The 26 step process required to add +1 to a feature request in IE. Franz Kafka is alive and well and living in Redmond.
This is kinda sneaky but quite clever. Subtly encourage IE6 users to upgrade.
Bend over 'cause Microsoft is about to stick it to us standards-savvy developers. Again.
Schadenfreude by software. Every singe Zune on the face of the planet froze at exactly the same moment.
A handy microformats toolkit from Microsoft(!) making it easier for developers to write, style and find microformats (hCard and hCalendar in particular). Neat!
Håkon is not happy with the default settings in IE8. Deep in the preferences, "Display intranet sites in Compatibility View" is checked.
A very handy table of CSS support for versions of Internet Explorer from 5 to 8. Note that IE8 Beta 1 is listed separately to IE8.0.
Praise Jeebus! The IE team are doing the right thing regarding the default behaviour of version targeting in IE8. Thank you, thank you, thank you!
A nice analysis and skewering of Microsoft's proposed default behaviour for version targeting.
A superbly clear analysis of the proposed default version targeting behaviour in IE8+.
The madness of the default behaviour in IE8 explained in a beautiful koan.
The timeline behind Microsoft's latest announcement.... as told by stuffed lemurs.
Rachel adds her thoughts on Microsoft's broken implementation of version switching—and very good thoughts they are too.
Great news from Redmond: IE8 passes the Acid2 test.
PPK points out a potentially dangerous aspect to Opera's actions, one that that the rest of us have missed: "Without consulting anybody, Opera is trying to give a political body the right to decide what does and what does not constitute a web standard."
David Brent at Microsoft.
Good news everyone! ClearType is turned on by default in IE7.

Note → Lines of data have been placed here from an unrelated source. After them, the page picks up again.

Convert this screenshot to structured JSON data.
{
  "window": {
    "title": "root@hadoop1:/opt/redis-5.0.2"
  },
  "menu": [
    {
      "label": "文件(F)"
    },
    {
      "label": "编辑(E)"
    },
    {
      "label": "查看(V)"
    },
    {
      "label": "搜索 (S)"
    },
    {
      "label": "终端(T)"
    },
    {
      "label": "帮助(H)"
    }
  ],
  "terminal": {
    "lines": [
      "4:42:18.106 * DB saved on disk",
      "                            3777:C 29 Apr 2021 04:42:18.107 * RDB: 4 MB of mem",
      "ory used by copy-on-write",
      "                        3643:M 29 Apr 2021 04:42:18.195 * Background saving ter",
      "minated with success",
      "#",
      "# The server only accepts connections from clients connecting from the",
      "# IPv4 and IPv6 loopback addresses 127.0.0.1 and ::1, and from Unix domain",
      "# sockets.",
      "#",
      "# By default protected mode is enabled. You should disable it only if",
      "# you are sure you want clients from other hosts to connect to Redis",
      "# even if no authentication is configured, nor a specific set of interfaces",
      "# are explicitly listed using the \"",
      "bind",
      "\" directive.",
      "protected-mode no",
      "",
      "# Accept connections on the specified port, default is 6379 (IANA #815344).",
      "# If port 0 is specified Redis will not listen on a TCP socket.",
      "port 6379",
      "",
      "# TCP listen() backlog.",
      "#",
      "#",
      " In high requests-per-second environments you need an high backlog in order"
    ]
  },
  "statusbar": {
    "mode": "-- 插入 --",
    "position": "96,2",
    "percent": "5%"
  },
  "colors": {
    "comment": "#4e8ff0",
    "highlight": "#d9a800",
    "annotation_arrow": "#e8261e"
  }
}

Fairly amusing and strangely unbanworthy.
Possible ideas for IE's icon for RSS feeds. I like number five.
John Allsopp on the importance of open formats for documents.